WHAT TO WORK ON:
Go through the listing beneath this task and return every line that carries the string "subtitle".
[Start of section]
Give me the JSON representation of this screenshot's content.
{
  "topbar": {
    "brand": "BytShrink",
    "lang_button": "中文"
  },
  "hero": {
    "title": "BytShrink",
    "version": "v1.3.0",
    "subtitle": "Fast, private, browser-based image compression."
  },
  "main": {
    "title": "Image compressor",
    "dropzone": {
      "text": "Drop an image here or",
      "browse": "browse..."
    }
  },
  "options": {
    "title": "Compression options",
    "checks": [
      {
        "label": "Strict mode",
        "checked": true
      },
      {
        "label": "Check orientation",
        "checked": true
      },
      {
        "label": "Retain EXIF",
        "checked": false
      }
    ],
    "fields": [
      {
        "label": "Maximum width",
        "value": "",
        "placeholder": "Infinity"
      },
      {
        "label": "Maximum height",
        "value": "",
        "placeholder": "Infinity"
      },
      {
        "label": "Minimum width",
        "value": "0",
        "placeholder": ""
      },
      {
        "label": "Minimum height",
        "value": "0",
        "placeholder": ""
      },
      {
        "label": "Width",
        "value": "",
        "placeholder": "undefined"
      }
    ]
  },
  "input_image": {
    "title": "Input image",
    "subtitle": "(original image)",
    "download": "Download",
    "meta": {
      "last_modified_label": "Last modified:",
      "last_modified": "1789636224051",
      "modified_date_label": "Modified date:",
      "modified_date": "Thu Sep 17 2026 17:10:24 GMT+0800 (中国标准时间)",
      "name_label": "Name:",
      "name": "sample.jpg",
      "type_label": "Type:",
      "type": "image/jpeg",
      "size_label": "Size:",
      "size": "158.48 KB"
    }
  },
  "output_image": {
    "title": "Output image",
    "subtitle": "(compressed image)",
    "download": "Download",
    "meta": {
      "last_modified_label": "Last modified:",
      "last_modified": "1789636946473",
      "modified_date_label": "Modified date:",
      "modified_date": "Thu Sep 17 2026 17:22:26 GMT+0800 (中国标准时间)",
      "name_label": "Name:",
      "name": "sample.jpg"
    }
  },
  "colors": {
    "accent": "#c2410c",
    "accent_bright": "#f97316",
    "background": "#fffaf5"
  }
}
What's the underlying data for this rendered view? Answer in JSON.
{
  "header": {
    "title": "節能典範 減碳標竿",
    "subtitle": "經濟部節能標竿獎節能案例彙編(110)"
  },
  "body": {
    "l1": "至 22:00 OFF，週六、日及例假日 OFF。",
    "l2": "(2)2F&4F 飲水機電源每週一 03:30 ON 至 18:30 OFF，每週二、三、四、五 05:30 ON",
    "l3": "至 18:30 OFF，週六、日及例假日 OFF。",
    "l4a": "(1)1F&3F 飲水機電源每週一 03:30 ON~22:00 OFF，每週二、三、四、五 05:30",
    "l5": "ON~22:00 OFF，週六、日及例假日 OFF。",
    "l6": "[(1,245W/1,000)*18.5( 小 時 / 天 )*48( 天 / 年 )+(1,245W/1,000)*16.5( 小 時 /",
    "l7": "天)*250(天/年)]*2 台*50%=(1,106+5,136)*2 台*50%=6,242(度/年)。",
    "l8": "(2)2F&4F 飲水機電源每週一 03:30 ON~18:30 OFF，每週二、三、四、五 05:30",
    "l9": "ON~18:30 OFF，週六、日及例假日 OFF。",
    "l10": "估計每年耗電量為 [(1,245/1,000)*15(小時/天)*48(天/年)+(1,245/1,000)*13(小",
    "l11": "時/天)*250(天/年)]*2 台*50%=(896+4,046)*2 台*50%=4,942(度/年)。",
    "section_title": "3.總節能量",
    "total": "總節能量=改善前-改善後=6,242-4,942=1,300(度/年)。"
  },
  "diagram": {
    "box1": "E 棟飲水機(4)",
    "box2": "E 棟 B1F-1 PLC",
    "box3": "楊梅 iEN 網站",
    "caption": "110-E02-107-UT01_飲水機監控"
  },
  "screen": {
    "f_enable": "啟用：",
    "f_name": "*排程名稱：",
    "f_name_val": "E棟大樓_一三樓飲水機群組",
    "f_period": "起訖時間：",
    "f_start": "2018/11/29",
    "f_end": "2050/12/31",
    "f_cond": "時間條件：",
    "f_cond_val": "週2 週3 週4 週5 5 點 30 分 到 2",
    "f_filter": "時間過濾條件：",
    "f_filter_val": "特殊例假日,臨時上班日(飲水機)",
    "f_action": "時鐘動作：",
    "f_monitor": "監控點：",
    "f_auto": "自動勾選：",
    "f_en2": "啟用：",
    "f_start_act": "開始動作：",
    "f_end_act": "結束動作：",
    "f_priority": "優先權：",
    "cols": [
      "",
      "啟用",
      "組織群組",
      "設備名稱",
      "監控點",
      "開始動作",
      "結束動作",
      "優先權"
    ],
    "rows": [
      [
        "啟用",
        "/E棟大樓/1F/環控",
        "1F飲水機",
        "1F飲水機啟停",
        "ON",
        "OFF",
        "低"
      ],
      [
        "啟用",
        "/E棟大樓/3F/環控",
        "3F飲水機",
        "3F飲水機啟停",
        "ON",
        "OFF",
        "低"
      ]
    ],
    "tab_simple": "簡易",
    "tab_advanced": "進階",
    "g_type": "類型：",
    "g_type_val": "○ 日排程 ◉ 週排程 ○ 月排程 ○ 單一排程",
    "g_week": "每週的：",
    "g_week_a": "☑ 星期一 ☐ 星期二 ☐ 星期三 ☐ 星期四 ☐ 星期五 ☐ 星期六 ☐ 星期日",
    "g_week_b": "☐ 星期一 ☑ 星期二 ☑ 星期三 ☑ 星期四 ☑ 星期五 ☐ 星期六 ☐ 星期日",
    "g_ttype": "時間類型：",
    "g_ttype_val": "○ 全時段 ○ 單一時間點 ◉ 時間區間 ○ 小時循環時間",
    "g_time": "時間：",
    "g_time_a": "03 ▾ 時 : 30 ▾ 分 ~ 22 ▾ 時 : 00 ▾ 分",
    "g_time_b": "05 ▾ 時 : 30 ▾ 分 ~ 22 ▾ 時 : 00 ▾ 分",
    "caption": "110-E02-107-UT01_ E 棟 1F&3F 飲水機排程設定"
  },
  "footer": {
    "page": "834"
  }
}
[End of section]
ANSWER BOX:
    "subtitle": "Fast, private, browser-based image compression."
    "subtitle": "(original image)",
    "subtitle": "(compressed image)",
    "subtitle": "經濟部節能標竿獎節能案例彙編(110)"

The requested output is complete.